It is good to know that high housing costs are becoming a major issue in California. And as people begin to realize that poor zoning laws can be to blame, the state has taken an aggressive stance against “not my backyard” (NIMBY), local governments.
Sonja Trauss is the executive director at YIMBY Law. The law also sued cities for unlawfully closing down housing projects. The attorney general could enforce, and it was the norm. But they didn’t.
California Attorney General Rob Bonta, in November announced that a 12 person unit was created within the Department of Justice of the state to enforce tenant protection and state housing laws. A new Housing Accountability Unit was also established by the state’s Department of Housing and Community Development to enforce housing laws.
The company has already written a series of warning letters to San Francisco advising them of the possibility that delays in two zones-compliant apartments projects are likely violating state law. San Francisco’s refusal to grant the same projects is why YIMBY Law sued.
Experiments from all over the country have shown that it is difficult to eliminate single-family-only zones laws. This can lead to increased housing construction. If done correctly, you can achieve some incredible results.
California’s efforts for legalization of ADUs over the years have finally paid off. CityLab This is described as “a backyard apartment explosion.” The permits are available in as little as a matter of hours. A homeowner can also build their new home within just two to three months. New technologies are being used by builders to reduce costs and speed up construction. This is what happens if you do not regulate a product until it dies.
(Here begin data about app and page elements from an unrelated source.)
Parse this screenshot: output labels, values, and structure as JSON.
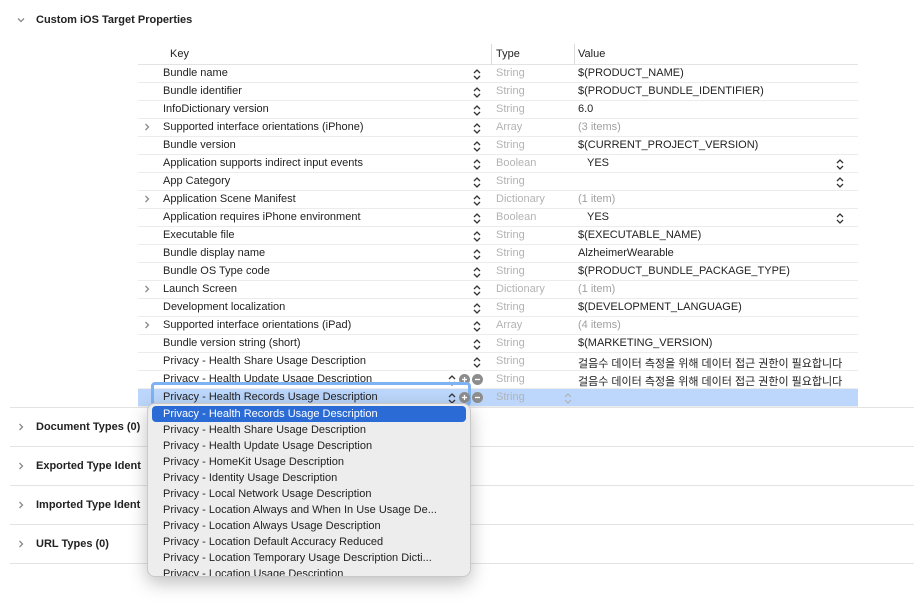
{
  "section_title": "Custom iOS Target Properties",
  "columns": {
    "key": "Key",
    "type": "Type",
    "value": "Value"
  },
  "rows": [
    {
      "key": "Bundle name",
      "type": "String",
      "value": "$(PRODUCT_NAME)",
      "expandable": false,
      "value_muted": false,
      "value_stepper": false
    },
    {
      "key": "Bundle identifier",
      "type": "String",
      "value": "$(PRODUCT_BUNDLE_IDENTIFIER)",
      "expandable": false,
      "value_muted": false,
      "value_stepper": false
    },
    {
      "key": "InfoDictionary version",
      "type": "String",
      "value": "6.0",
      "expandable": false,
      "value_muted": false,
      "value_stepper": false
    },
    {
      "key": "Supported interface orientations (iPhone)",
      "type": "Array",
      "value": "(3 items)",
      "expandable": true,
      "value_muted": true,
      "value_stepper": false
    },
    {
      "key": "Bundle version",
      "type": "String",
      "value": "$(CURRENT_PROJECT_VERSION)",
      "expandable": false,
      "value_muted": false,
      "value_stepper": false
    },
    {
      "key": "Application supports indirect input events",
      "type": "Boolean",
      "value": "YES",
      "expandable": false,
      "value_muted": false,
      "value_stepper": true
    },
    {
      "key": "App Category",
      "type": "String",
      "value": "",
      "expandable": false,
      "value_muted": false,
      "value_stepper": true
    },
    {
      "key": "Application Scene Manifest",
      "type": "Dictionary",
      "value": "(1 item)",
      "expandable": true,
      "value_muted": true,
      "value_stepper": false
    },
    {
      "key": "Application requires iPhone environment",
      "type": "Boolean",
      "value": "YES",
      "expandable": false,
      "value_muted": false,
      "value_stepper": true
    },
    {
      "key": "Executable file",
      "type": "String",
      "value": "$(EXECUTABLE_NAME)",
      "expandable": false,
      "value_muted": false,
      "value_stepper": false
    },
    {
      "key": "Bundle display name",
      "type": "String",
      "value": "AlzheimerWearable",
      "expandable": false,
      "value_muted": false,
      "value_stepper": false
    },
    {
      "key": "Bundle OS Type code",
      "type": "String",
      "value": "$(PRODUCT_BUNDLE_PACKAGE_TYPE)",
      "expandable": false,
      "value_muted": false,
      "value_stepper": false
    },
    {
      "key": "Launch Screen",
      "type": "Dictionary",
      "value": "(1 item)",
      "expandable": true,
      "value_muted": true,
      "value_stepper": false
    },
    {
      "key": "Development localization",
      "type": "String",
      "value": "$(DEVELOPMENT_LANGUAGE)",
      "expandable": false,
      "value_muted": false,
      "value_stepper": false
    },
    {
      "key": "Supported interface orientations (iPad)",
      "type": "Array",
      "value": "(4 items)",
      "expandable": true,
      "value_muted": true,
      "value_stepper": false
    },
    {
      "key": "Bundle version string (short)",
      "type": "String",
      "value": "$(MARKETING_VERSION)",
      "expandable": false,
      "value_muted": false,
      "value_stepper": false
    },
    {
      "key": "Privacy - Health Share Usage Description",
      "type": "String",
      "value": "걸음수 데이터 측정을 위해 데이터 접근 권한이 필요합니다",
      "expandable": false,
      "value_muted": false,
      "value_stepper": false
    },
    {
      "key": "Privacy - Health Update Usage Description",
      "type": "String",
      "value": "걸음수 데이터 측정을 위해 데이터 접근 권한이 필요합니다",
      "expandable": false,
      "value_muted": false,
      "value_stepper": false,
      "show_addrm": true
    }
  ],
  "editing_row": {
    "key_prefix": "Privacy - Heal",
    "key_selected": "th Records Usage Description",
    "type": "String"
  },
  "lower_sections": [
    {
      "title": "Document Types (0)"
    },
    {
      "title": "Exported Type Ident"
    },
    {
      "title": "Imported Type Ident"
    },
    {
      "title": "URL Types (0)"
    }
  ],
  "popup": {
    "items": [
      "Privacy - Health Records Usage Description",
      "Privacy - Health Share Usage Description",
      "Privacy - Health Update Usage Description",
      "Privacy - HomeKit Usage Description",
      "Privacy - Identity Usage Description",
      "Privacy - Local Network Usage Description",
      "Privacy - Location Always and When In Use Usage De...",
      "Privacy - Location Always Usage Description",
      "Privacy - Location Default Accuracy Reduced",
      "Privacy - Location Temporary Usage Description Dicti...",
      "Privacy - Location Usage Description"
    ],
    "highlighted_index": 0
  },
  "colors": {
    "selection": "#2a6bd6",
    "row_selected": "#bcd7fb",
    "type_text": "#b3b3b3"
  },
  "icons": {
    "disclosure": "chevron-right-icon",
    "expanded": "chevron-down-icon",
    "stepper": "up-down-stepper-icon",
    "add": "plus-circle-icon",
    "remove": "minus-circle-icon"
  }
}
We hope that an aggressive combination of pro-supply laws and public and private enforcement will create a similar duplex revolution. A few of these could be used to house mountain lions.